Sadly I had to leave early as my husband had a rather important phone call announcing visitors at his school first thing tomorrow morning.  He was an absolute brick when I had my inspection in October and I need to be there for him. Plus the kids are a little young to fend for themselves!

As I changed train in Sheffield I stepped outside the station for some fresh air.  And there I found the third inspiring place.  Sheffield Hallam university was bathed in bright sunshine and the words of the Andrew Motion poem 'What if...' were literally emblazoned on the side of the building.  The sight of it in sunlight is even more inspiring than the words alone.  I shall add pictures to this blog post when I have had chance to download them from my camera.  Here is the poem, really sums up the day for me.

What If..? by Andrew Motion

O travellers from somewhere else to here
Rising from Sheffield Station and Sheaf Square
To wander through the labyrinths of air,
Pause now, and let the sight of this sheer cliff
Become a priming-place which lifts you off
To speculate
What if..?
What if..?
What if..?
Cloud shadows drag their hands across the white;
Rain prints the sudden darkness of its weight;
Sun falls and leaves the bleaching evidence of light.
Your thoughts are like this too: as fixed as words
Set down to decorate a blank facade
And yet, as words are too, all soon transferred
To greet and understand what lies ahead -
The city where your dreaming is re-paid,
The lives which wait unseen as yet, unread.

Saturday, 2 February 2013

Beautiful story

I love you little Monster by Giles Andreae

One evening, long after my sleep time Big softly crept to my bed and stretched out warm fingers to ruffle my hair 'I love you my darling' Big said.

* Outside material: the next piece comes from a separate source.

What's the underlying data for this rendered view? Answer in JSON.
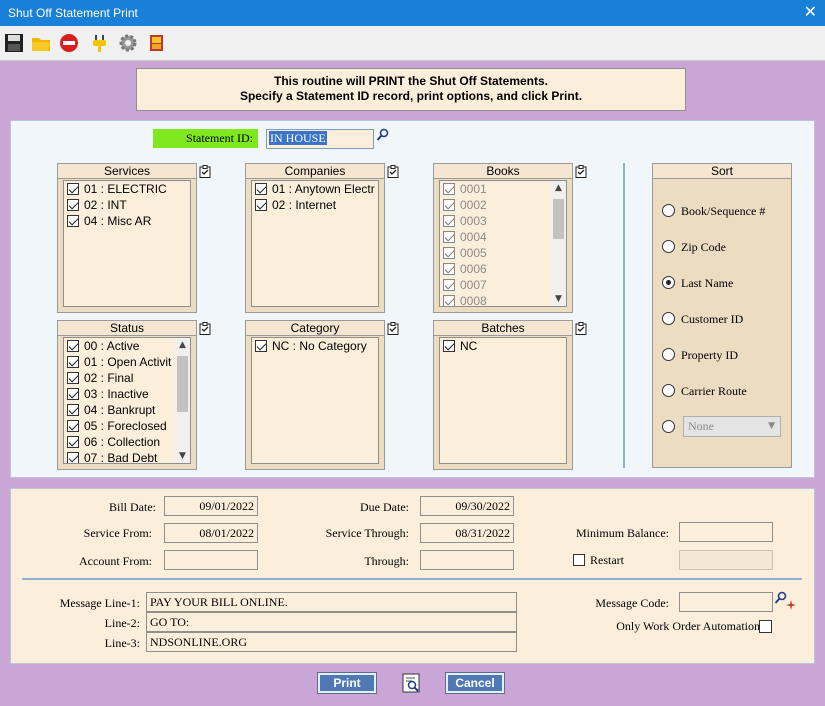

Now, Big must have thought I was sleeping and I didn't open an eye. Instead I just let the words float through my mind like balloons floating up through the sky. 'I love you my small,' Big continued 'But there's so much to do in the day that it's hard to sit down and make enough time to say all of the things I should say, and it's funny but now that you're sleeping and everything's quiet and calm the words seem to be much more easy to speak.' And Big laid a hand on my arm.

'You're everything I always dreamed of, you've got so much beauty inside, the way that you smile, that you laugh, that you dance makes my heart want to sing out with pride. You live as though life's one huge present, unwrapping a bit every day that's just how we all should be living, my love and look at you showing the way! And sometimes I know when I scold you, you feel that I'm being unfair. But please understand that is just out of love' Big swept back a strand of my hair.

'There are things in this life that can hurt you. They come to us all, that I know. But they give us chances to learn, darling small, and they give us chances to grow. So when you get knocked down my sweetheart look up at the sky without fear, for sometimes we need to be flat on our backs before starlight begins to appear. And please, above all else remember keep love in your heart little one. Reach out to the world like a beautiful flower stretches out to the warmth of the sun. It's the only sure way to be happy, the only sure way to be free. Believe in yourself and believe in your dreams and you'll be all you dream you can be. '

With that Big lay down on my pillow and planted a kiss on my head. 'My beautiful, wonderful, glorious child, you light up my world' Big then said.

With that Big crept out of my bedroom, turning round for one last little peep, I hugged my small pillow and smiled a big smile and then slowly I drifted to sleep.